Copy all of the data that follows without altering a word.

Given data below:

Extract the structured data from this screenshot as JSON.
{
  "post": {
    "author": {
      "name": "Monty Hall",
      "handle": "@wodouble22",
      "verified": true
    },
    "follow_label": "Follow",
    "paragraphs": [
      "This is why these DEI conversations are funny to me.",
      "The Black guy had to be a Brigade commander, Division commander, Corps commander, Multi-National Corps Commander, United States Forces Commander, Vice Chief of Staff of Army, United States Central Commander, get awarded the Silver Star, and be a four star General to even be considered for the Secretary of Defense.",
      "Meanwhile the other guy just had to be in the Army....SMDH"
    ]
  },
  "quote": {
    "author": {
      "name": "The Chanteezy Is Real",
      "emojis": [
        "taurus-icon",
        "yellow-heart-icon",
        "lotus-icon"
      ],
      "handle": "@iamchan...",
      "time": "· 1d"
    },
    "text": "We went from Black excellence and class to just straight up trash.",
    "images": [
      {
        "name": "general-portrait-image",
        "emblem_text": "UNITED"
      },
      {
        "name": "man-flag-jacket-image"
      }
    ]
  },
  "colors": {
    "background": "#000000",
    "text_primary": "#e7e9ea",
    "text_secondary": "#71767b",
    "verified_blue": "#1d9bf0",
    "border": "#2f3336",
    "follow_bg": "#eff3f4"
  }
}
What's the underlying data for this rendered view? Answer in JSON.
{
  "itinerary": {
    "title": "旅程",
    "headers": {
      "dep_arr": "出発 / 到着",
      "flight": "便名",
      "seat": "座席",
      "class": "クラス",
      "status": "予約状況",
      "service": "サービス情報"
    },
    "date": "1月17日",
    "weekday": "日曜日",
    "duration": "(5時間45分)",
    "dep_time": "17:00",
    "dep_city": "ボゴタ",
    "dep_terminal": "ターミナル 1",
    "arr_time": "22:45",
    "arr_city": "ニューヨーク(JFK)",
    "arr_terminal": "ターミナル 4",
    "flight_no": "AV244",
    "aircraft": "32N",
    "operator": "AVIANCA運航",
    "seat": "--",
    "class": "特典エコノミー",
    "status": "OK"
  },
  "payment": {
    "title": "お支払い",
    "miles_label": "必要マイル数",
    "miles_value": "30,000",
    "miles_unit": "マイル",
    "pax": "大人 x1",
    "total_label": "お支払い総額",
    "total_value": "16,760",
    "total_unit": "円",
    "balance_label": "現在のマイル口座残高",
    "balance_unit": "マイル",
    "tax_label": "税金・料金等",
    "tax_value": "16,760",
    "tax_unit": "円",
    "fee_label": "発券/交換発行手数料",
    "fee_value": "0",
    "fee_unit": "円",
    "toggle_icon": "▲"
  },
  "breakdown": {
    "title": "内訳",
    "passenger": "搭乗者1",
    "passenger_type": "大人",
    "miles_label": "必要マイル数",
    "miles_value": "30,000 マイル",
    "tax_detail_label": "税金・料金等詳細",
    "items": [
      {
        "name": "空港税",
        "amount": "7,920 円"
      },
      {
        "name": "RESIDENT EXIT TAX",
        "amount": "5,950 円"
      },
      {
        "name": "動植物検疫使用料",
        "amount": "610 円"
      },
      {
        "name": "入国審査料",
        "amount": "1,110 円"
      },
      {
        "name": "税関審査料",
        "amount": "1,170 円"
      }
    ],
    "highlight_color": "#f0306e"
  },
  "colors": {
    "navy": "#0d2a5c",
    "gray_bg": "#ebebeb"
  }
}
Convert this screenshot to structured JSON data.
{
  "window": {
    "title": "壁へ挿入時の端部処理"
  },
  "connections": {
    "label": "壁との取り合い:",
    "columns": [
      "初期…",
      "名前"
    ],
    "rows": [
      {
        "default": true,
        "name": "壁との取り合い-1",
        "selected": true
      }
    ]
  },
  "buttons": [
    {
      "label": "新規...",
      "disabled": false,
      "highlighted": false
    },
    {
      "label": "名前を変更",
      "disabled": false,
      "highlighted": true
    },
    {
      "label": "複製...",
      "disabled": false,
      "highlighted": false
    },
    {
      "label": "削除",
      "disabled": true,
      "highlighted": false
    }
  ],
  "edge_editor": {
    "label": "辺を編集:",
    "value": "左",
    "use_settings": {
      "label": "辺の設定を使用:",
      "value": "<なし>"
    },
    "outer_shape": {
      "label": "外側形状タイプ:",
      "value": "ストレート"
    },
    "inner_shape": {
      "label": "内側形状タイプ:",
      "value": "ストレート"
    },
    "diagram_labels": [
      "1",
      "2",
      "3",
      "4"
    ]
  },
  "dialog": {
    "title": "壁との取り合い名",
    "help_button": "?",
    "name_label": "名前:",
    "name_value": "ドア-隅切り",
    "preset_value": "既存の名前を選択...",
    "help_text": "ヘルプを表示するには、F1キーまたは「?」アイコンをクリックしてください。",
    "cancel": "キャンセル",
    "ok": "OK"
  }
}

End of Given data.

— Task response —
Extract the structured data from this screenshot as JSON.
{
  "post": {
    "author": {
      "name": "Monty Hall",
      "handle": "@wodouble22",
      "verified": true
    },
    "follow_label": "Follow",
    "paragraphs": [
      "This is why these DEI conversations are funny to me.",
      "The Black guy had to be a Brigade commander, Division commander, Corps commander, Multi-National Corps Commander, United States Forces Commander, Vice Chief of Staff of Army, United States Central Commander, get awarded the Silver Star, and be a four star General to even be considered for the Secretary of Defense.",
      "Meanwhile the other guy just had to be in the Army....SMDH"
    ]
  },
  "quote": {
    "author": {
      "name": "The Chanteezy Is Real",
      "emojis": [
        "taurus-icon",
        "yellow-heart-icon",
        "lotus-icon"
      ],
      "handle": "@iamchan...",
      "time": "· 1d"
    },
    "text": "We went from Black excellence and class to just straight up trash.",
    "images": [
      {
        "name": "general-portrait-image",
        "emblem_text": "UNITED"
      },
      {
        "name": "man-flag-jacket-image"
      }
    ]
  },
  "colors": {
    "background": "#000000",
    "text_primary": "#e7e9ea",
    "text_secondary": "#71767b",
    "verified_blue": "#1d9bf0",
    "border": "#2f3336",
    "follow_bg": "#eff3f4"
  }
}
What's the underlying data for this rendered view? Answer in JSON.
{
  "itinerary": {
    "title": "旅程",
    "headers": {
      "dep_arr": "出発 / 到着",
      "flight": "便名",
      "seat": "座席",
      "class": "クラス",
      "status": "予約状況",
      "service": "サービス情報"
    },
    "date": "1月17日",
    "weekday": "日曜日",
    "duration": "(5時間45分)",
    "dep_time": "17:00",
    "dep_city": "ボゴタ",
    "dep_terminal": "ターミナル 1",
    "arr_time": "22:45",
    "arr_city": "ニューヨーク(JFK)",
    "arr_terminal": "ターミナル 4",
    "flight_no": "AV244",
    "aircraft": "32N",
    "operator": "AVIANCA運航",
    "seat": "--",
    "class": "特典エコノミー",
    "status": "OK"
  },
  "payment": {
    "title": "お支払い",
    "miles_label": "必要マイル数",
    "miles_value": "30,000",
    "miles_unit": "マイル",
    "pax": "大人 x1",
    "total_label": "お支払い総額",
    "total_value": "16,760",
    "total_unit": "円",
    "balance_label": "現在のマイル口座残高",
    "balance_unit": "マイル",
    "tax_label": "税金・料金等",
    "tax_value": "16,760",
    "tax_unit": "円",
    "fee_label": "発券/交換発行手数料",
    "fee_value": "0",
    "fee_unit": "円",
    "toggle_icon": "▲"
  },
  "breakdown": {
    "title": "内訳",
    "passenger": "搭乗者1",
    "passenger_type": "大人",
    "miles_label": "必要マイル数",
    "miles_value": "30,000 マイル",
    "tax_detail_label": "税金・料金等詳細",
    "items": [
      {
        "name": "空港税",
        "amount": "7,920 円"
      },
      {
        "name": "RESIDENT EXIT TAX",
        "amount": "5,950 円"
      },
      {
        "name": "動植物検疫使用料",
        "amount": "610 円"
      },
      {
        "name": "入国審査料",
        "amount": "1,110 円"
      },
      {
        "name": "税関審査料",
        "amount": "1,170 円"
      }
    ],
    "highlight_color": "#f0306e"
  },
  "colors": {
    "navy": "#0d2a5c",
    "gray_bg": "#ebebeb"
  }
}
Convert this screenshot to structured JSON data.
{
  "window": {
    "title": "壁へ挿入時の端部処理"
  },
  "connections": {
    "label": "壁との取り合い:",
    "columns": [
      "初期…",
      "名前"
    ],
    "rows": [
      {
        "default": true,
        "name": "壁との取り合い-1",
        "selected": true
      }
    ]
  },
  "buttons": [
    {
      "label": "新規...",
      "disabled": false,
      "highlighted": false
    },
    {
      "label": "名前を変更",
      "disabled": false,
      "highlighted": true
    },
    {
      "label": "複製...",
      "disabled": false,
      "highlighted": false
    },
    {
      "label": "削除",
      "disabled": true,
      "highlighted": false
    }
  ],
  "edge_editor": {
    "label": "辺を編集:",
    "value": "左",
    "use_settings": {
      "label": "辺の設定を使用:",
      "value": "<なし>"
    },
    "outer_shape": {
      "label": "外側形状タイプ:",
      "value": "ストレート"
    },
    "inner_shape": {
      "label": "内側形状タイプ:",
      "value": "ストレート"
    },
    "diagram_labels": [
      "1",
      "2",
      "3",
      "4"
    ]
  },
  "dialog": {
    "title": "壁との取り合い名",
    "help_button": "?",
    "name_label": "名前:",
    "name_value": "ドア-隅切り",
    "preset_value": "既存の名前を選択...",
    "help_text": "ヘルプを表示するには、F1キーまたは「?」アイコンをクリックしてください。",
    "cancel": "キャンセル",
    "ok": "OK"
  }
}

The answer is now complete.